But there's another America, a much smaller component, the ones who own and control not only our economy but much of the world's. They really have turned their back on our America.They've moved hundreds of thousands of our jobs elsewhere and hold those remaining hostage. The political, social, and economic policies they promote through their control of the politicians have driven our wages—once the envy of the world—far below most workers in Europe and Japan. They've given us a health care system that's ranked 37th in the world in effectiveness of delivery. They've wrecked our urban schools, are trying to gut our Social Security, and want to rape our environment. 

These guys are no different when it comes to foreign and military policies. They try to use our country's military might to advance their America's interests—not ours. "Beacon of freedom in a world of darkness”? Maybe you buy that. You'd have a tough time convincing the peoples of Iran, Chile, Guatemala, or the Dominican Republic—to name just a few of the countries that had democratically elected governments overthrown by CIA-orchestrated coups (backed up in Guatemala and the Dominican Republic by U.S. troops as well.) 

No, I don't think class conflict ends at the border, nor do I think my democratic right to question government policy ends there either.

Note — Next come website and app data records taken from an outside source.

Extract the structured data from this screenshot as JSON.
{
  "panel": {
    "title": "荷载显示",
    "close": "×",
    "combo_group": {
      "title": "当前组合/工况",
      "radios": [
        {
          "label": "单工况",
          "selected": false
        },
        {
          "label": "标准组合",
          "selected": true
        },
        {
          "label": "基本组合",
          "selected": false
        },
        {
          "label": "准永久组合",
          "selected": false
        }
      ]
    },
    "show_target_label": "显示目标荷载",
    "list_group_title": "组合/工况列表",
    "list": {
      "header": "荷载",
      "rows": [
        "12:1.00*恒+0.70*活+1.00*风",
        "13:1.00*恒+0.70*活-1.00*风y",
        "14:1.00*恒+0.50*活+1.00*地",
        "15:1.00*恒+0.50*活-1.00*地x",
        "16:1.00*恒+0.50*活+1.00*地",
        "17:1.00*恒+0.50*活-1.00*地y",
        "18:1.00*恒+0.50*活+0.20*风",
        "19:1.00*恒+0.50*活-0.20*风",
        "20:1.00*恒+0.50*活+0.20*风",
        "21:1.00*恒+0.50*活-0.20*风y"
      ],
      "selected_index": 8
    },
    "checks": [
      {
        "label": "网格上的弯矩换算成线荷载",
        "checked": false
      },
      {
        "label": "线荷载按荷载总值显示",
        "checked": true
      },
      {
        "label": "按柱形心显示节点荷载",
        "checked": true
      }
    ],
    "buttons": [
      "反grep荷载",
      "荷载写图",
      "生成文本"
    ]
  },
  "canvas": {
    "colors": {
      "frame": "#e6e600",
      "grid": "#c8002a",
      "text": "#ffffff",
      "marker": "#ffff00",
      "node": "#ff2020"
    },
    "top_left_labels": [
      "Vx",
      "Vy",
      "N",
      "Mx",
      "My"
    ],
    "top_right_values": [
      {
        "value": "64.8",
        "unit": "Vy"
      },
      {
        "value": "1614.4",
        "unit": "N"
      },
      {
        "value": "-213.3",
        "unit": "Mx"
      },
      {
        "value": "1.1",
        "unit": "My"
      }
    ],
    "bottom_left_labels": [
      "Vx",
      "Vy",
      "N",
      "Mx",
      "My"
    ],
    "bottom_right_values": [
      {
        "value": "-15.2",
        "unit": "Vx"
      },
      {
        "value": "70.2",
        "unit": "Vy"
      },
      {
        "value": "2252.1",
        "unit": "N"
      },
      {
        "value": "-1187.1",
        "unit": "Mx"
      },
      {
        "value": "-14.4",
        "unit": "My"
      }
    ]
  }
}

And when a question of war comes up that sure as hell entitles those who will be called upon to fight it and pay for it to have something to say. 

I was born during World War II and was in grade school during the Korean “police action.” But I reached manhood just in time for Vietnam. Even though I strongly opposed that war I reported for induction into the Army when I got a nice letter from Lyndon Johnson requesting that I do so. I'm generally a law-abiding citizen and I was prepared to go to war with the rest of my generation. The Army subsequently decided they didn't want me. I won't pretend that I was heartbroken by their decision. 

I lost some good friends to Vietnam. I know others who came back drastically changed—and not for the better. I always rejected the notion that I was letting our boys down by opposing the war. Just the opposite—I was trying to save their lives and health by getting them back home where they belonged. 

I have the utmost respect for veterans of the armed forces. GIs aren't personally responsible for military policies. They do their duty, sometimes risking their life to do so. 

But I resent those individuals who try to usurp the authority of all veterans—who after all are a diverse lot, reflecting our society—and try to impugn the patriotism of those they disagree with. It seems particularly hypocritical when it's done in the same breath as claiming to have saved my freedom. 

Working people are entitled to question everything that impacts our lives. We have some tough issues to debate and hammer out answers. We should take appeals to God and Flag out of our discussions and maintain a tone conducive to learning from one another.